It’s your duty to have the difficult conversation. Plant the seeds for change and educate your friend or family member about their options (no matter what stage they’re in). A common hurdle many people in abusive relationships experience is feeling trapped, whether perceived or real. A trick is to ask the person if it’s okay for you to tell them about some options you’ve learned about (this gives the person who’s experiencing the abuse, control of the situation) and this disarms defenses so that the information is wanted vs. planted on them (just think less resistance).

Are you being abusive toward someone you know?

 If you are abusing someone, there are DV groups that can help. Many people feel guilt, shame, and sadness after they’ve hurt someone. These emotions can then increase stress, which sets you up to react with more anger in the future. It’s this cycle that you can break by changing your behavior, but you need professional assistance in doing this.
Anger management groups and individual therapy are great places to start. In my experience, I have found that people really benefit from groups specifically designed for DV abusers groups that address the elements of DV. Domestic violence hotlines can help you receive help as well and get you connected to these groups/individual therapy.

You CAN change the dysfunctional behavior by learning new ways to cope with anger. Be open to change and remember as you take a risk by receiving support, you will be helping yourself and the people you around you.

In the state of California as well as many others, laws protecting the victims of domestic violence are not limited to heterosexual relationships. The police and judicial system have the capability and the responsibility to protect victims as well as prosecute abusers.

If you find yourself in immediate physical danger at the hands of an abuser, call 911.

There is simply no excuse for domestic violence.

Resources

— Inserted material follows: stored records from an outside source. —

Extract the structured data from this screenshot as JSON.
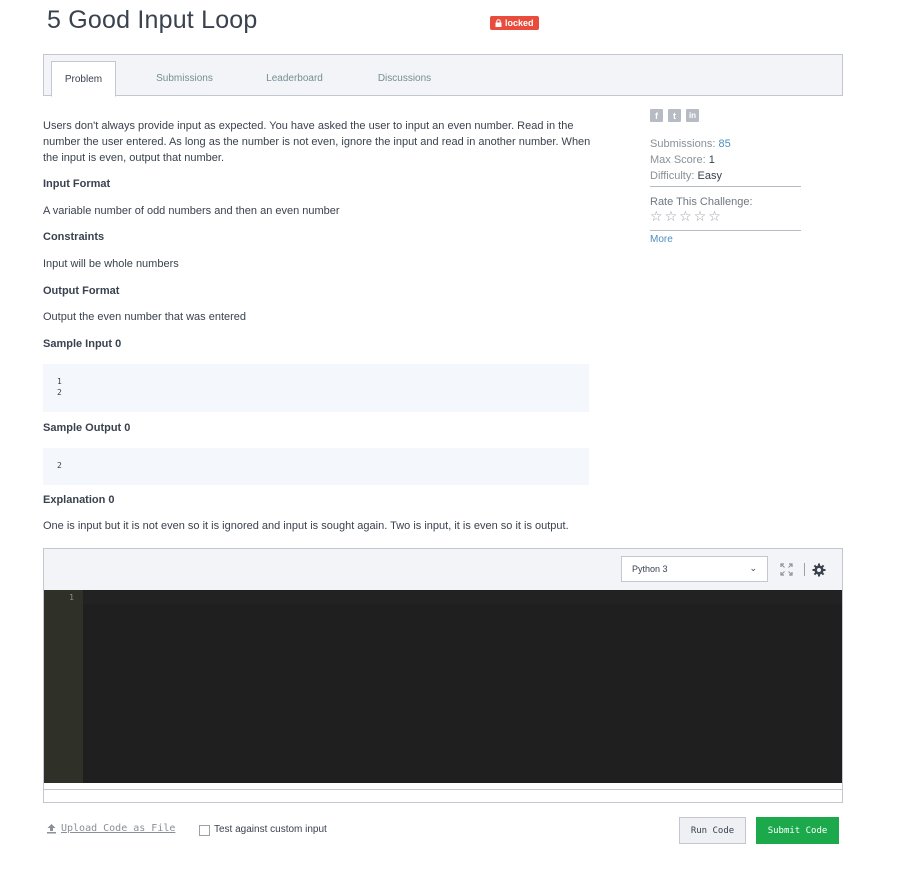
{
  "header": {
    "title": "5 Good Input Loop",
    "badge": "locked"
  },
  "tabs": [
    {
      "label": "Problem",
      "active": true
    },
    {
      "label": "Submissions",
      "active": false
    },
    {
      "label": "Leaderboard",
      "active": false
    },
    {
      "label": "Discussions",
      "active": false
    }
  ],
  "problem": {
    "description": "Users don't always provide input as expected. You have asked the user to input an even number. Read in the number the user entered. As long as the number is not even, ignore the input and read in another number. When the input is even, output that number.",
    "input_format_heading": "Input Format",
    "input_format": "A variable number of odd numbers and then an even number",
    "constraints_heading": "Constraints",
    "constraints": "Input will be whole numbers",
    "output_format_heading": "Output Format",
    "output_format": "Output the even number that was entered",
    "sample_input_heading": "Sample Input 0",
    "sample_input_lines": [
      "1",
      "2"
    ],
    "sample_output_heading": "Sample Output 0",
    "sample_output_lines": [
      "2"
    ],
    "explanation_heading": "Explanation 0",
    "explanation": "One is input but it is not even so it is ignored and input is sought again. Two is input, it is even so it is output."
  },
  "sidebar": {
    "social_icons": [
      "facebook-icon",
      "twitter-icon",
      "linkedin-icon"
    ],
    "social_glyphs": [
      "f",
      "t",
      "in"
    ],
    "submissions_label": "Submissions:",
    "submissions_value": "85",
    "max_score_label": "Max Score:",
    "max_score_value": "1",
    "difficulty_label": "Difficulty:",
    "difficulty_value": "Easy",
    "rate_label": "Rate This Challenge:",
    "star_glyph": "☆",
    "more_link": "More"
  },
  "editor": {
    "language": "Python 3",
    "chevron": "⌄",
    "line_numbers": [
      "1"
    ]
  },
  "footer": {
    "upload_label": "Upload Code as File",
    "custom_input_label": "Test against custom input",
    "run_label": "Run Code",
    "submit_label": "Submit Code"
  },
  "colors": {
    "badge": "#e94c3c",
    "submit": "#1ba94c",
    "link": "#4c8ec2",
    "editor_bg": "#1f1f1f"
  }
}
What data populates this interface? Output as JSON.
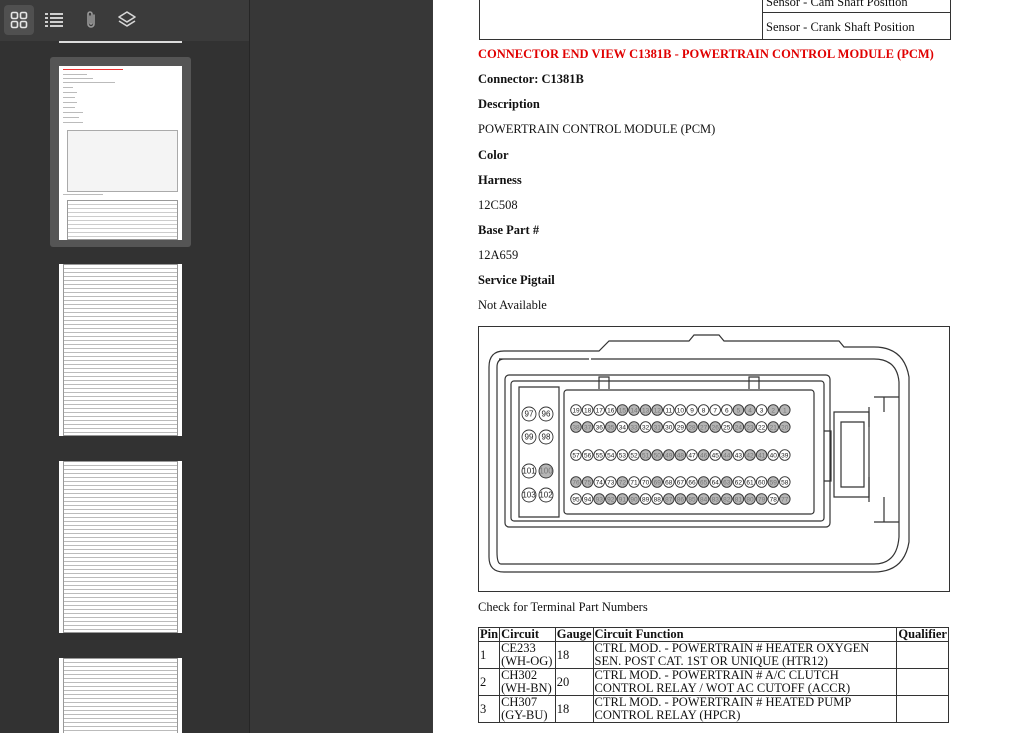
{
  "toolbar": {
    "buttons": [
      {
        "name": "thumbnails-view",
        "icon": "grid-icon"
      },
      {
        "name": "outline-view",
        "icon": "list-icon"
      },
      {
        "name": "attachments-view",
        "icon": "paperclip-icon"
      },
      {
        "name": "layers-view",
        "icon": "layers-icon"
      }
    ]
  },
  "document": {
    "top_table": {
      "row1": "Sensor - Cam Shaft Position",
      "row2": "Sensor - Crank Shaft Position"
    },
    "heading": "CONNECTOR END VIEW C1381B - POWERTRAIN CONTROL MODULE (PCM)",
    "connector": "Connector: C1381B",
    "description_label": "Description",
    "description_value": "POWERTRAIN CONTROL MODULE (PCM)",
    "color_label": "Color",
    "harness_label": "Harness",
    "harness_value": "12C508",
    "base_part_label": "Base Part #",
    "base_part_value": "12A659",
    "service_pigtail_label": "Service Pigtail",
    "service_pigtail_value": "Not Available",
    "figure": {
      "pins_row1": [
        "19",
        "18",
        "17",
        "16",
        "15",
        "14",
        "13",
        "12",
        "11",
        "10",
        "9",
        "8",
        "7",
        "6",
        "5",
        "4",
        "3",
        "2",
        "1"
      ],
      "pins_row2": [
        "38",
        "37",
        "36",
        "35",
        "34",
        "33",
        "32",
        "31",
        "30",
        "29",
        "28",
        "27",
        "26",
        "25",
        "24",
        "23",
        "22",
        "21",
        "20"
      ],
      "pins_row3": [
        "57",
        "56",
        "55",
        "54",
        "53",
        "52",
        "51",
        "50",
        "49",
        "48",
        "47",
        "46",
        "45",
        "44",
        "43",
        "42",
        "41",
        "40",
        "39"
      ],
      "pins_row4": [
        "76",
        "75",
        "74",
        "73",
        "72",
        "71",
        "70",
        "69",
        "68",
        "67",
        "66",
        "65",
        "64",
        "63",
        "62",
        "61",
        "60",
        "59",
        "58"
      ],
      "pins_row5": [
        "95",
        "94",
        "93",
        "92",
        "91",
        "90",
        "89",
        "88",
        "87",
        "86",
        "85",
        "84",
        "83",
        "82",
        "81",
        "80",
        "79",
        "78",
        "77"
      ],
      "left_pins": [
        [
          "97",
          "96"
        ],
        [
          "99",
          "98"
        ],
        [
          "101",
          "100"
        ],
        [
          "103",
          "102"
        ]
      ]
    },
    "check_terminal": "Check for Terminal Part Numbers",
    "pin_table": {
      "headers": [
        "Pin",
        "Circuit",
        "Gauge",
        "Circuit Function",
        "Qualifier"
      ],
      "rows": [
        {
          "pin": "1",
          "circuit": "CE233 (WH-OG)",
          "gauge": "18",
          "function": "CTRL MOD. - POWERTRAIN # HEATER OXYGEN SEN. POST CAT. 1ST OR UNIQUE (HTR12)",
          "qualifier": ""
        },
        {
          "pin": "2",
          "circuit": "CH302 (WH-BN)",
          "gauge": "20",
          "function": "CTRL MOD. - POWERTRAIN # A/C CLUTCH CONTROL RELAY / WOT AC CUTOFF (ACCR)",
          "qualifier": ""
        },
        {
          "pin": "3",
          "circuit": "CH307 (GY-BU)",
          "gauge": "18",
          "function": "CTRL MOD. - POWERTRAIN # HEATED PUMP CONTROL RELAY (HPCR)",
          "qualifier": ""
        }
      ]
    }
  }
}
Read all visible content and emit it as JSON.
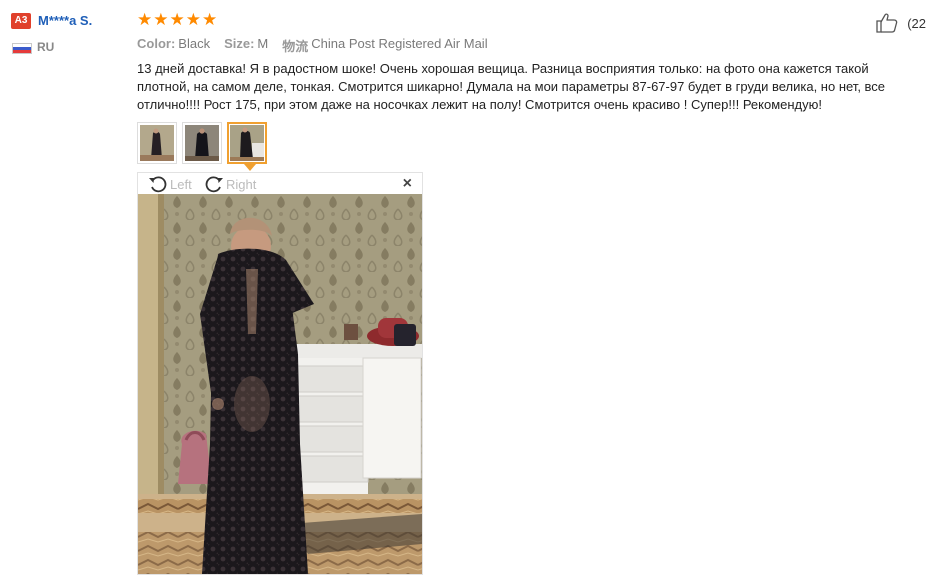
{
  "reviewer": {
    "level": "A3",
    "name": "M****a S.",
    "country": "RU"
  },
  "review": {
    "rating": 5,
    "stars": [
      "★",
      "★",
      "★",
      "★",
      "★"
    ],
    "meta": {
      "color_label": "Color:",
      "color_value": "Black",
      "size_label": "Size:",
      "size_value": "M",
      "shipping_label": "物流",
      "shipping_value": "China Post Registered Air Mail"
    },
    "text_lines": [
      "13 дней доставка! Я в радостном шоке! Очень хорошая вещица. Разница восприятия только: на фото она кажется такой",
      "плотной, на самом деле, тонкая. Смотрится шикарно! Думала на мои параметры 87-67-97 будет в груди велика, но нет, все",
      "отлично!!!! Рост 175, при этом даже на носочках лежит на полу! Смотрится очень красиво ! Супер!!! Рекомендую!"
    ],
    "helpful_count": "(22",
    "thumbnails": [
      {
        "name": "photo-1",
        "active": false
      },
      {
        "name": "photo-2",
        "active": false
      },
      {
        "name": "photo-3",
        "active": true
      }
    ]
  },
  "viewer": {
    "rotate_left_label": "Left",
    "rotate_right_label": "Right",
    "close_glyph": "×"
  },
  "icons": {
    "thumbs_up": "thumbs-up-icon",
    "rotate_left": "rotate-left-icon",
    "rotate_right": "rotate-right-icon",
    "close": "close-icon",
    "flag": "russia-flag-icon"
  },
  "colors": {
    "level_badge": "#e0402b",
    "name": "#1f5fb8",
    "star": "#ff8a00",
    "active_thumb": "#f0a030"
  }
}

Warning Signs and Red Flags from the National Domestic Violence Hotline
Excellent list of Myths and Signs of Abusive Relationship from San Diego LGBT Community Center
Share Post